16. How big is the Roman Catholic Church? On numbers and statistics

“The Pope! How many divisions has he got?” – famously and sarcastically asked comrade Stalin. The pope may not have many divisions, though historically he has had a small army of Swiss guards. Nonetheless the Pope and the Vatican are still a global player, whereas Stalin and his political project have disappeared from the global landscape. Never underestimate the resources of the Pope!

The Pope may not have military divisions but he has got numbers: people, movements, schools, charities, properties, etc, all over the world. Numbers count and counting numbers is not a theologically neutral thing. As the Biblical narratives on different censuses tell us, numbers are not just mere numbers, but have spiritual, ideological and programmatic overtones as well. Whether right or wrong, in our world one’s own claims are “weighed” numerically. Your credibility depends on how big a share you have, how many followers you have, or how many voters or customers you have. This is why the RC Church seeks to measure itself according to numerical standards. Numbers reflect and prove your power. In majority RC countries, numbers can be used to claim the “right” to maintain certain privileges over the whole nation. Moreover, numbers are very important when one considers the relationship between religious institutions and taxation systems. But what numbers are we talking about?
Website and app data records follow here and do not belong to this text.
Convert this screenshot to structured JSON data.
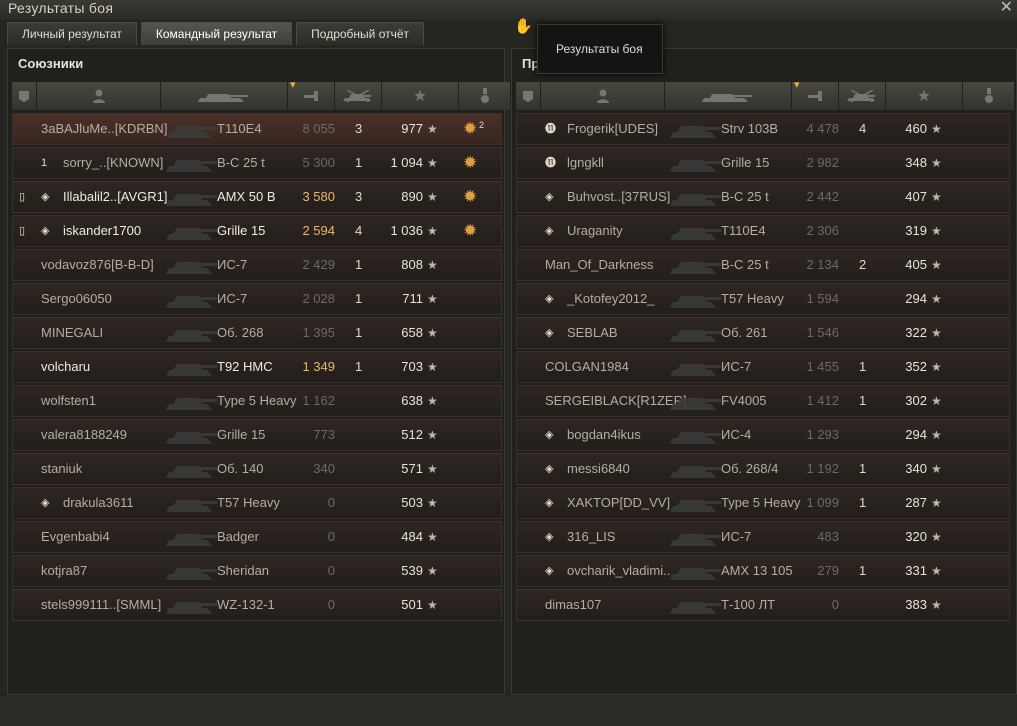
{
  "window": {
    "title": "Результаты боя",
    "close_label": "✕",
    "cursor_label": "✋"
  },
  "tabs": [
    {
      "label": "Личный результат"
    },
    {
      "label": "Командный результат"
    },
    {
      "label": "Подробный отчёт"
    }
  ],
  "tooltip": {
    "text": "Результаты боя"
  },
  "columns": [
    "player",
    "vehicle",
    "damage",
    "kills",
    "experience",
    "medals"
  ],
  "allies": {
    "title": "Союзники",
    "rows": [
      {
        "name": "3aBAJluMe..[KDRBN]",
        "vehicle": "T110E4",
        "damage": "8 055",
        "kills": "3",
        "xp": "977",
        "marks": [
          "",
          ""
        ],
        "medal": "✹",
        "medal_count": "2",
        "self": true
      },
      {
        "name": "sorry_..[KNOWN]",
        "vehicle": "В-С 25 t",
        "damage": "5 300",
        "kills": "1",
        "xp": "1 094",
        "marks": [
          "",
          "1"
        ],
        "medal": "✹",
        "medal_count": ""
      },
      {
        "name": "Illabalil2..[AVGR1]",
        "vehicle": "AMX 50 B",
        "damage": "3 580",
        "kills": "3",
        "xp": "890",
        "marks": [
          "▯",
          "◈"
        ],
        "medal": "✹",
        "medal_count": "",
        "highlight": true
      },
      {
        "name": "iskander1700",
        "vehicle": "Grille 15",
        "damage": "2 594",
        "kills": "4",
        "xp": "1 036",
        "marks": [
          "▯",
          "◈"
        ],
        "medal": "✹",
        "medal_count": "",
        "highlight": true
      },
      {
        "name": "vodavoz876[B-B-D]",
        "vehicle": "ИС-7",
        "damage": "2 429",
        "kills": "1",
        "xp": "808",
        "marks": [
          "",
          ""
        ],
        "medal": "",
        "medal_count": ""
      },
      {
        "name": "Sergo06050",
        "vehicle": "ИС-7",
        "damage": "2 028",
        "kills": "1",
        "xp": "711",
        "marks": [
          "",
          ""
        ],
        "medal": "",
        "medal_count": ""
      },
      {
        "name": "MINEGALI",
        "vehicle": "Об. 268",
        "damage": "1 395",
        "kills": "1",
        "xp": "658",
        "marks": [
          "",
          ""
        ],
        "medal": "",
        "medal_count": ""
      },
      {
        "name": "volcharu",
        "vehicle": "T92 HMC",
        "damage": "1 349",
        "kills": "1",
        "xp": "703",
        "marks": [
          "",
          ""
        ],
        "medal": "",
        "medal_count": "",
        "highlight": true
      },
      {
        "name": "wolfsten1",
        "vehicle": "Type 5 Heavy",
        "damage": "1 162",
        "kills": "",
        "xp": "638",
        "marks": [
          "",
          ""
        ],
        "medal": "",
        "medal_count": ""
      },
      {
        "name": "valera8188249",
        "vehicle": "Grille 15",
        "damage": "773",
        "kills": "",
        "xp": "512",
        "marks": [
          "",
          ""
        ],
        "medal": "",
        "medal_count": ""
      },
      {
        "name": "staniuk",
        "vehicle": "Об. 140",
        "damage": "340",
        "kills": "",
        "xp": "571",
        "marks": [
          "",
          ""
        ],
        "medal": "",
        "medal_count": ""
      },
      {
        "name": "drakula3611",
        "vehicle": "T57 Heavy",
        "damage": "0",
        "kills": "",
        "xp": "503",
        "marks": [
          "",
          "◈"
        ],
        "medal": "",
        "medal_count": ""
      },
      {
        "name": "Evgenbabi4",
        "vehicle": "Badger",
        "damage": "0",
        "kills": "",
        "xp": "484",
        "marks": [
          "",
          ""
        ],
        "medal": "",
        "medal_count": ""
      },
      {
        "name": "kotjra87",
        "vehicle": "Sheridan",
        "damage": "0",
        "kills": "",
        "xp": "539",
        "marks": [
          "",
          ""
        ],
        "medal": "",
        "medal_count": ""
      },
      {
        "name": "stels999111..[SMML]",
        "vehicle": "WZ-132-1",
        "damage": "0",
        "kills": "",
        "xp": "501",
        "marks": [
          "",
          ""
        ],
        "medal": "",
        "medal_count": ""
      }
    ]
  },
  "enemies": {
    "title": "Пр",
    "rows": [
      {
        "name": "Frogerik[UDES]",
        "vehicle": "Strv 103B",
        "damage": "4 478",
        "kills": "4",
        "xp": "460",
        "marks": [
          "",
          "⓫"
        ]
      },
      {
        "name": "lgngkll",
        "vehicle": "Grille 15",
        "damage": "2 982",
        "kills": "",
        "xp": "348",
        "marks": [
          "",
          "⓫"
        ]
      },
      {
        "name": "Buhvost..[37RUS]",
        "vehicle": "В-С 25 t",
        "damage": "2 442",
        "kills": "",
        "xp": "407",
        "marks": [
          "",
          "◈"
        ]
      },
      {
        "name": "Uraganity",
        "vehicle": "T110E4",
        "damage": "2 306",
        "kills": "",
        "xp": "319",
        "marks": [
          "",
          "◈"
        ]
      },
      {
        "name": "Man_Of_Darkness",
        "vehicle": "В-С 25 t",
        "damage": "2 134",
        "kills": "2",
        "xp": "405",
        "marks": [
          "",
          ""
        ]
      },
      {
        "name": "_Kotofey2012_",
        "vehicle": "T57 Heavy",
        "damage": "1 594",
        "kills": "",
        "xp": "294",
        "marks": [
          "",
          "◈"
        ]
      },
      {
        "name": "SEBLAB",
        "vehicle": "Об. 261",
        "damage": "1 546",
        "kills": "",
        "xp": "322",
        "marks": [
          "",
          "◈"
        ]
      },
      {
        "name": "COLGAN1984",
        "vehicle": "ИС-7",
        "damage": "1 455",
        "kills": "1",
        "xp": "352",
        "marks": [
          "",
          ""
        ]
      },
      {
        "name": "SERGEIBLACK[R1ZER]",
        "vehicle": "FV4005",
        "damage": "1 412",
        "kills": "1",
        "xp": "302",
        "marks": [
          "",
          ""
        ]
      },
      {
        "name": "bogdan4ikus",
        "vehicle": "ИС-4",
        "damage": "1 293",
        "kills": "",
        "xp": "294",
        "marks": [
          "",
          "◈"
        ]
      },
      {
        "name": "messi6840",
        "vehicle": "Об. 268/4",
        "damage": "1 192",
        "kills": "1",
        "xp": "340",
        "marks": [
          "",
          "◈"
        ]
      },
      {
        "name": "XAKTOP[DD_VV]",
        "vehicle": "Type 5 Heavy",
        "damage": "1 099",
        "kills": "1",
        "xp": "287",
        "marks": [
          "",
          "◈"
        ]
      },
      {
        "name": "316_LIS",
        "vehicle": "ИС-7",
        "damage": "483",
        "kills": "",
        "xp": "320",
        "marks": [
          "",
          "◈"
        ]
      },
      {
        "name": "ovcharik_vladimi..",
        "vehicle": "AMX 13 105",
        "damage": "279",
        "kills": "1",
        "xp": "331",
        "marks": [
          "",
          "◈"
        ]
      },
      {
        "name": "dimas107",
        "vehicle": "Т-100 ЛТ",
        "damage": "0",
        "kills": "",
        "xp": "383",
        "marks": [
          "",
          ""
        ]
      }
    ]
  },
  "icons": {
    "star": "★",
    "platoon": "platoon-icon",
    "player": "player-icon",
    "vehicle": "vehicle-icon",
    "damage": "damage-icon",
    "kills": "kills-icon",
    "xp": "star-icon",
    "medal": "medal-icon",
    "sort": "▾"
  },
  "colors": {
    "damage_gold": "#e8b86a",
    "self_row": "#4a3028",
    "medal": "#e0a040"
  }
}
A trend marked by growth

Every year the RC Church publishes the Pontifical Yearbook which is a large volume containing all kinds of information about the world-wide church. The most recent Yearbook was published in 2011, but refers to 2009 and translates the reality of Roman Catholicism in a series of numbers, thus offering statistical insight into how many Catholics are in the world, where they are, what they do, etc.


The Yearbook gives an altogether different perspective than that of the public opinion in the West. Contrary to common perceptions that the RC is losing numbers and progressively shrinking, statistics reveal that the total number of baptized Catholics is actually increasing everywhere. In 2009 there were 1,181 billion Catholics, whereas the previous year there were 1,166 billion (+1,3% than 2008, i.e. 15 million people more). There is growth in Africa (1,8%), Oceania (1,5%), but also in Europe (1,3%), America (1,2%) and Asia (0,8%). These gross numbers are impressive and show that the rhetoric of the Catholic Church being at risk of implosion is at least one-sided and superficial.
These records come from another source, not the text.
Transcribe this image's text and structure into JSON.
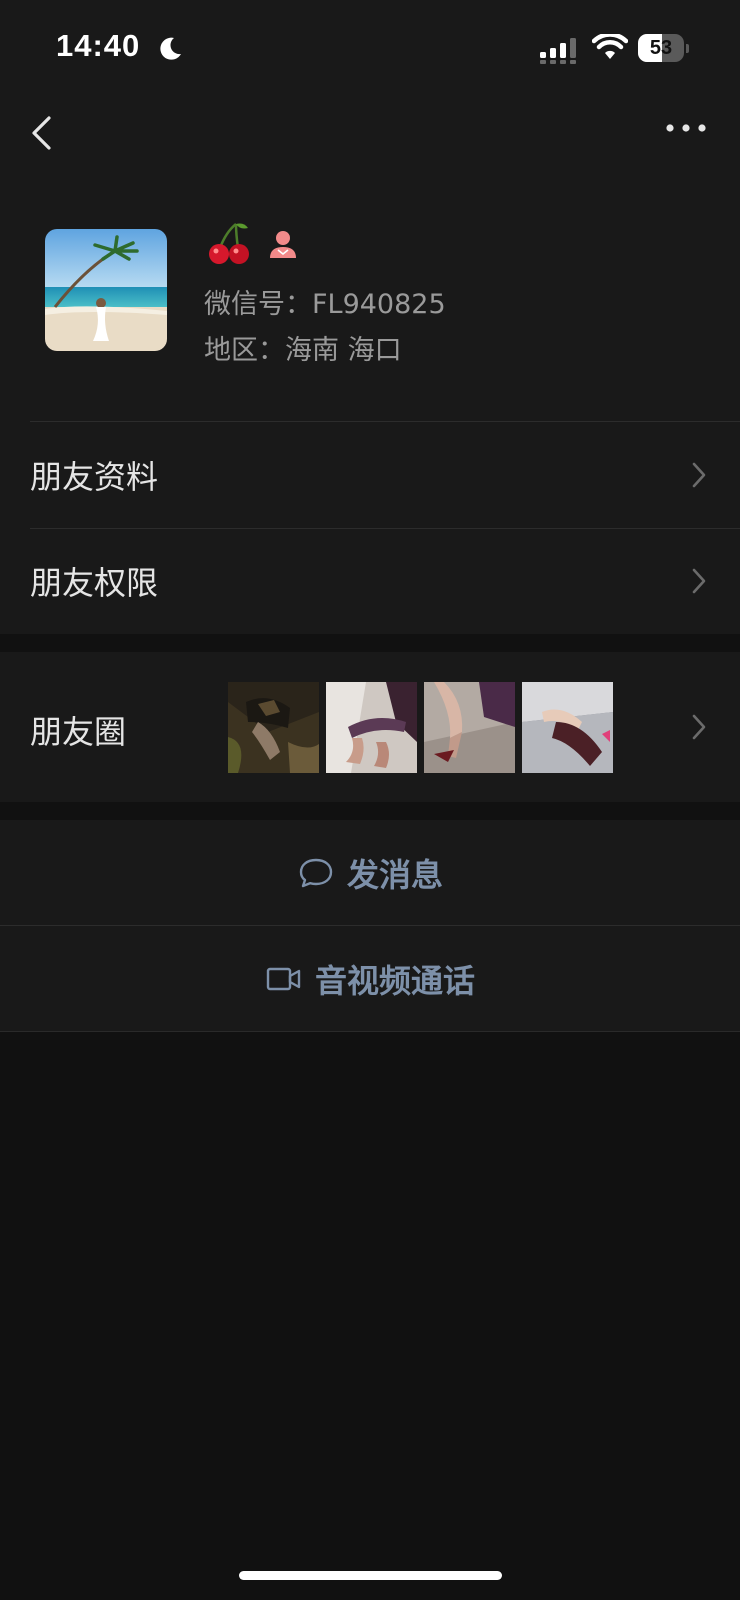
{
  "status_bar": {
    "time": "14:40",
    "battery_level": "53",
    "icons": [
      "moon-icon",
      "signal-icon",
      "wifi-icon",
      "battery-icon"
    ]
  },
  "nav": {
    "back_icon": "chevron-left-icon",
    "more_icon": "more-dots-icon"
  },
  "profile": {
    "nickname_emoji": "🍒",
    "gender_icon": "female-icon",
    "wechat_id": "微信号：FL940825",
    "region": "地区：海南 海口"
  },
  "menu": {
    "items": [
      {
        "label": "朋友资料"
      },
      {
        "label": "朋友权限"
      }
    ]
  },
  "moments": {
    "label": "朋友圈",
    "thumbnail_count": 4
  },
  "actions": {
    "send_message": "发消息",
    "video_call": "音视频通话"
  },
  "colors": {
    "background": "#111111",
    "surface": "#191919",
    "divider": "#2c2c2c",
    "primary_text": "#e5e5e5",
    "secondary_text": "#9a9a9a",
    "action_text": "#7d90a9"
  }
}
After baptism then what?

These numbers and percentages, however, warrant a closer look. First, the growth rate indicates the people who have been baptized, mainly as infants. These numbers refer to people that are registered in the books of the parishes at the beginning of their life. They do not tell us if and how they are practicing their faith, what they believe, or what degree of connection they have with the church. For the RC Church, “once registered, always registered” is the rule, unless one asks to be removed from the registry (though it is not an easy process). Numbers speak of the quantity of those baptized, not the quality of their RC faith. While the Church keeps on having more and more people willing to have their children baptized (even in the West), it has the problem of catechizing them and making them practicing Catholics. It seems that after baptism a great chasm happens between the institution and the people and a “hidden exodus” takes place. This is exactly the reason why the Church has began talking about the “new evangelization”. It wants to regain those who have been baptized but are far away from the Church.


What about other religious pilgrimages?
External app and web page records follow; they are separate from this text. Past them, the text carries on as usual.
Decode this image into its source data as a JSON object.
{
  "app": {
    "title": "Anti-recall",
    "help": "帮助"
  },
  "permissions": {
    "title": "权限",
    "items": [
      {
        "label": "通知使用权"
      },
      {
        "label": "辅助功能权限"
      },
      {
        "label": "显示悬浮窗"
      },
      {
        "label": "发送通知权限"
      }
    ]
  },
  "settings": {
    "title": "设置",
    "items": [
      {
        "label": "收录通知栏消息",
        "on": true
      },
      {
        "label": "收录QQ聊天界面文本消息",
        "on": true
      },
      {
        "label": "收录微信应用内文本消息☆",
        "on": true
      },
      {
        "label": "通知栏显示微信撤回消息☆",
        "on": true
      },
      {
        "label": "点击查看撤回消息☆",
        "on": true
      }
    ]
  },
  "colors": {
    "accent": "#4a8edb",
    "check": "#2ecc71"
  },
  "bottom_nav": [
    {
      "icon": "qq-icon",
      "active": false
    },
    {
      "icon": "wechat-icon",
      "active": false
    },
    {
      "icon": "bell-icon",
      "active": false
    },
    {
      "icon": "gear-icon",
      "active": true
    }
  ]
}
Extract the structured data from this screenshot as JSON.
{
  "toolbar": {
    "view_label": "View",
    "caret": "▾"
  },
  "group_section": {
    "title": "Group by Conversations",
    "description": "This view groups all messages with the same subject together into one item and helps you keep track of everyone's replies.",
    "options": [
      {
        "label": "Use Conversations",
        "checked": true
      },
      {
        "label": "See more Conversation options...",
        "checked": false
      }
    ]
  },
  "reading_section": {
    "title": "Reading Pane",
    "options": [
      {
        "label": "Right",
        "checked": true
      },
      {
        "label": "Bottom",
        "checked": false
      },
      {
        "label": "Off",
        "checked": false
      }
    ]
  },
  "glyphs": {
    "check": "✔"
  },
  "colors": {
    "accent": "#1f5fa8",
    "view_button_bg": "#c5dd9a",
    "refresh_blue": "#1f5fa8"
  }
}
Second, these numbers hide another important phenomenon. They do not report those who leave the RC Church for other religious pilgrimages. In many countries of the world, for instance, the growth of Evangelical churches does not have a bearing on RC statistics. Evangelical churches may grow but RC statistics remain untouched. Why? Because lots of “new converts” do not bother having their names removed from RC registries. Statistically, they stay Roman Catholics. So, RC numbers always increase because of birth rates, but never decrease due to religious migrations.


Let me tell you a little piece of autobiography. After birth I was baptized as a Roman Catholic and so I was registered accordingly in the books. When I was a child, though, my parents became followers of Jesus Christ and eventually, by God’s grace, I became a Christian too. After a few years I became a member of an Evangelical church and eventually a minister of that church. Statistically, however, I remained a Roman Catholic for my entire life until 2008. Why? Because I did not asked to be removed until then, and also because the RC Church in Italy did not have to comply to such requests until recently. The irony was that I have been a professing Evangelical for 40 years, yet an official Roman Catholic since I was born. Only a few years ago was I able to sort the contradiction out. The question is, how many millions of people were raised Catholic and then moved on in other religious directions, but are still Catholic in the Pontifical Yearbook?

Numbers tell a lot, but they also hide a lot. The RC Church is certainly the biggest organized religious institution in the world, and yet statistics give us just one piece of the puzzle. Even that piece needs theological discernment in order to be fully grasped.


Leonardo De Chirico



Rome, 16th June 2011


Share Button